On Sunday I read a story by a Brisbane woman, Elspeth Muir, about the death of her brother.
And, sitting in my quiet living room on an otherwise uneventful Sunday afternoon, I began to cry.
Reading the article – an excerpt from her book, ‘Wasted: A Story of Alcohol, Grief, and Death in Brisbane’ – it’s not hard to understand why it’s upsetting. It follows the death of her brother Alex, who was in his early twenties when he died five years ago, jumping off a bridge after a big night drinking with his mates. It’s awful.
Elspeth writes beautifully and honestly, documenting the shocking loss of an older brother, in such heartbreaking circumstances.
But this wasn’t what was what upset me.
What upset me was the familiarity – this could literally, without any stretch of the imagination, be ANY young Australian.
We are a nation of ‘bad drinkers’; and the more I read from Elspeth, the more I begun to wonder if I was one of them.
I too hail from Brisbane, and her opening lines took me back to the place of my childhood.

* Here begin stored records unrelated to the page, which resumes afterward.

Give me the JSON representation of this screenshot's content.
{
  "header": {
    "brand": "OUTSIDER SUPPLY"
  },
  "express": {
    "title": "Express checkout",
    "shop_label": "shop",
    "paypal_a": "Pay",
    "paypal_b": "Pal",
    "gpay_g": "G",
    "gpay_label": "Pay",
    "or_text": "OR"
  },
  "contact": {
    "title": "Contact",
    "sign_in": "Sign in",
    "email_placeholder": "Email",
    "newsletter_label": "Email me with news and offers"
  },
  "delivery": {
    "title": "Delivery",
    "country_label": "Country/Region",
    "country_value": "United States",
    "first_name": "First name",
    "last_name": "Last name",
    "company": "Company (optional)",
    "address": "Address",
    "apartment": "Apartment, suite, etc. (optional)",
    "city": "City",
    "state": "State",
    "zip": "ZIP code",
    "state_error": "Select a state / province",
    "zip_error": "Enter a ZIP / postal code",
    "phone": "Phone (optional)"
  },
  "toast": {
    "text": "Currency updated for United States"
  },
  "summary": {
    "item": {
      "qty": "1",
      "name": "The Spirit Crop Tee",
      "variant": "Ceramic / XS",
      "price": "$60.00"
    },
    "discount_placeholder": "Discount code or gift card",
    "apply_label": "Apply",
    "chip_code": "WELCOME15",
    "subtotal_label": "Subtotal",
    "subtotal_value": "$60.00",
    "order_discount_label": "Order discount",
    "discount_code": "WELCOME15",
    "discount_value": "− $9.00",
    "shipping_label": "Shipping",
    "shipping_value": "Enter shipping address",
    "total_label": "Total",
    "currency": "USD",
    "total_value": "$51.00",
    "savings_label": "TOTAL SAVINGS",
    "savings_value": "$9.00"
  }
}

She describes the muggy summer heat, the sound of cicadas, the smell of rotting mangoes. Almost immediately I was reminded of those unbearable summers, where there was little to do but sit around and drink.
Eskies and eskies of beers, rum and cokes, bottles of wine, shots of tequila. The sickly sweet smell of a half-empty bottle of Bundy as flies perched along its sticky rim. The frothy crack as a can of beer was opened, another can, another can, another can.
From my early teenhood, our social lives revolved around drinking. Whether it was by a backyard pool, or in the hot breeze of a pub’s veranda; everything was marked with booze. Fridays, birthdays, Christmas, Saturdays, Easter, deaths, births, marriages, Thursday nights, getting a job, losing a job. Hot weather. Cold weather. Football wins. Football losses. Football in general.
Literally everything came with a clink of a glass and a wink, as another pint was thrown down your gullet.
Accompanying the excerpt was an old photo of Elspeth and her brother, Alex. He could have been any of the young guys I grew up with – the messy hair, scrappy beard, sunburnt nose and lopsided grin. He was just another lad, a larrikin who enjoyed a drink.
But as Elspeth points out, it is exactly this attitude that led him to die.
For the years following his death, Alex’s family has grappled with their understanding of drinking and faced their own demons at the bottom of the beer glass. His brother, Patrick, describes the difficulty of doing so, when everyone around you are drinkers.
“When we talk about it, I think: I do have a problem.
But I’ve never really looked at it like that, because if I have a problem then every single person who I hang out with has the same problem.
I guess that’s just the lifestyle that we live.” – Patrick Muir.
In the eyes of his family, his friends, even complete strangers looking at his life, Alex Muir was not an alcoholic. He was 21, for God’s sake. And yet, with an alcohol reading of 0.238 – five times the legal limit for driving, and 0.11 points below the bracket for overdose or death – Alex was more than just a bit drunk.